More rewarding to explore were the white villages of the Cabo de Gata. Driving high, up into the village of Mojácar we were treated to amazing coastal views and found a charming centre to explore on foot. We followed the walk up to the spectacular Mirador del Castillo, a viewpoint from the top of the village with an amazing vista over mountains, surrounding villages and the sea.

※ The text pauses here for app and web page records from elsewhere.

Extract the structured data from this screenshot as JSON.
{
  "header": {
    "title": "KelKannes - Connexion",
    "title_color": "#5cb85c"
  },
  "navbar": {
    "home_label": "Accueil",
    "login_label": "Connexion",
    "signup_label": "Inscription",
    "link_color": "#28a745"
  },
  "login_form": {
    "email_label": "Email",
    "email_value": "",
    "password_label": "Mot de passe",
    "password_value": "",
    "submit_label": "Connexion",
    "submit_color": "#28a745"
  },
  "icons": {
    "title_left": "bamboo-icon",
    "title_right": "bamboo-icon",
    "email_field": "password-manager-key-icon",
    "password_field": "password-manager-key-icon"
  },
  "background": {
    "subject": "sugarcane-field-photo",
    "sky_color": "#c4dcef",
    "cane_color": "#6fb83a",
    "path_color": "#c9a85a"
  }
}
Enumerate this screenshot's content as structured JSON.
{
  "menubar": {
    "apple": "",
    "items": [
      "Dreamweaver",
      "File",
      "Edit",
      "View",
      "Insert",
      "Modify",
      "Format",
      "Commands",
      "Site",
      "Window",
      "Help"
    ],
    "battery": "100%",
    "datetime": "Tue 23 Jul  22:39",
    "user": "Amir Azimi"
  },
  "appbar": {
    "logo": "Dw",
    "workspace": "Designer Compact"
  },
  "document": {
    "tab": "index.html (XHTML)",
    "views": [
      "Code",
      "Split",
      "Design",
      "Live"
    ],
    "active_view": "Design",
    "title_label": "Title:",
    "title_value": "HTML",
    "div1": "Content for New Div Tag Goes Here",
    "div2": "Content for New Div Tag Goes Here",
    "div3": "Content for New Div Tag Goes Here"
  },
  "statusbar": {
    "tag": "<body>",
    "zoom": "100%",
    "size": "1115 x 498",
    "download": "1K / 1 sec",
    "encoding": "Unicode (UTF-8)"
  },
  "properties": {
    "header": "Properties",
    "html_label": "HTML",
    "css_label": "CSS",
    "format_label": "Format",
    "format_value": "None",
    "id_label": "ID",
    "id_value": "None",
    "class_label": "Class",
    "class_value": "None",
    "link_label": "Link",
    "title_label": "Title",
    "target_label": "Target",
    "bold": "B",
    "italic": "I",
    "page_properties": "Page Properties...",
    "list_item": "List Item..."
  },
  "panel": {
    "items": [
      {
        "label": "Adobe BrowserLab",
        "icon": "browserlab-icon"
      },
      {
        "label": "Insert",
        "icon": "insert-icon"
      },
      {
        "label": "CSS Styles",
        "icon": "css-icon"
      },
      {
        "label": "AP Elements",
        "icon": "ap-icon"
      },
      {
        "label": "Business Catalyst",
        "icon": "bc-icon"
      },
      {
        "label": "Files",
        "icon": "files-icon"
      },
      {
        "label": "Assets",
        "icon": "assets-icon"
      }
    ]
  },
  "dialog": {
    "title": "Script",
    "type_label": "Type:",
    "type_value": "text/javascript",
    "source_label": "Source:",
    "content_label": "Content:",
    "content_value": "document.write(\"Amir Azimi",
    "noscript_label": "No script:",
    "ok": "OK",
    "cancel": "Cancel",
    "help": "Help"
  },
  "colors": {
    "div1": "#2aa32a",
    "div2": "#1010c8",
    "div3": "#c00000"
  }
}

On our drive back along the coast we stopped at the tiny beach village of Agua Amarga, a charming chunk of coast with a row of restaurants along the sand. At Restaurante La Playa we devoured a plateful of the local speciality — berenjenas con miel (aubergines battered and fried, drizzled with local honey). Seeing people swimming, we knew the (sometimes resident) jellyfish hadn’t turned up, so we dived in and bobbed about with the Spanish families and young couples. Agua Amarga’s neighbour, the Playa de los Muertos, is thought of by locals as the most beautiful secret cove in Spain and it really is stunning. Fortunately, the whole Cabo de Gata area is protected, so it cannot be turned into another Costa del Sol.
We had a café con leche in the bar and took in the clear air. In just three days we had explored the desert, swum in small coves, taken shade in the crisp white mountain villages and eaten tapas in the centre of bustling Almeria city. Britain and the action of Indiana Jones felt a million miles away.
Need to know
Ruth Lewy was a guest of Costa de Almeria tourist board (almeriatourism.com) and was provided with a car by Holiday Autos (holidayautos.co.uk)
Ryanair (0871 246 0000, ryanair.com) has flights to Almeria from £40.
Where to stay
The Luxury Hotel
Hotel Cala Grande (00 34 950 38 82 28, calagrande.es) in the seaside village of Las Negras is cool, chic and welcoming with huge rooms, some with terraces. There are also three villas, which have hot tubs on their terraces. The hotel has a good spa, a pool and is just five minutes’ walk down the hill to the beach. B&B doubles cost from €105.
The Bargain Hotel
Hotel Catedral (00 34 950 278 178, hotelcatedral.net) in Almeria town itself is a charming, smart boutique hotel housed in an 1850s building right on the central cathedral square. You can’t beat the location and the rooms are stylish and cosy. B&B doubles are from €55.